Pictures should be left out while the data beneath this task is written out word for word.

☆ ☆ ☆ ☆

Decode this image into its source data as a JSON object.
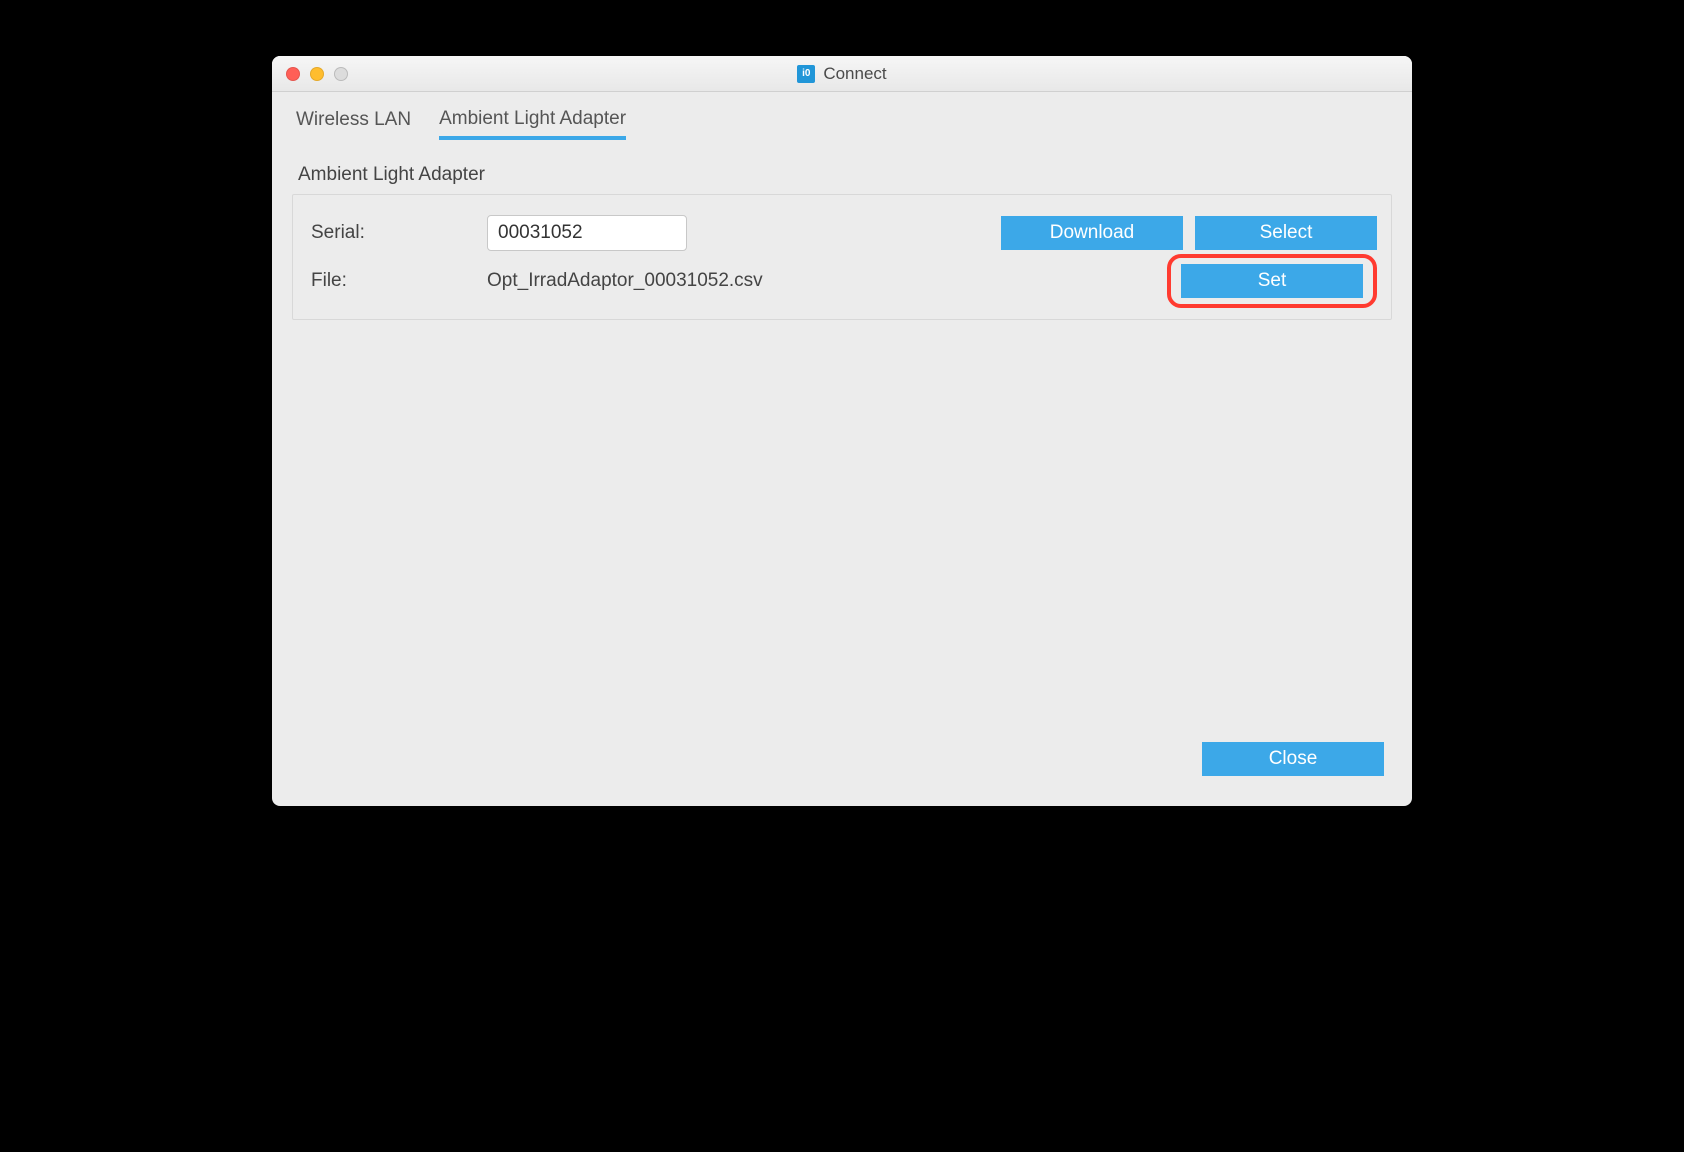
{
  "window": {
    "title": "Connect"
  },
  "tabs": {
    "wireless": "Wireless LAN",
    "ambient": "Ambient Light Adapter"
  },
  "section": {
    "title": "Ambient Light Adapter"
  },
  "form": {
    "serial_label": "Serial:",
    "serial_value": "00031052",
    "file_label": "File:",
    "file_value": "Opt_IrradAdaptor_00031052.csv"
  },
  "buttons": {
    "download": "Download",
    "select": "Select",
    "set": "Set",
    "close": "Close"
  }
}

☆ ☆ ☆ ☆

**RESPONSE**:
Decode this image into its source data as a JSON object.
{
  "window": {
    "title": "Connect"
  },
  "tabs": {
    "wireless": "Wireless LAN",
    "ambient": "Ambient Light Adapter"
  },
  "section": {
    "title": "Ambient Light Adapter"
  },
  "form": {
    "serial_label": "Serial:",
    "serial_value": "00031052",
    "file_label": "File:",
    "file_value": "Opt_IrradAdaptor_00031052.csv"
  },
  "buttons": {
    "download": "Download",
    "select": "Select",
    "set": "Set",
    "close": "Close"
  }
}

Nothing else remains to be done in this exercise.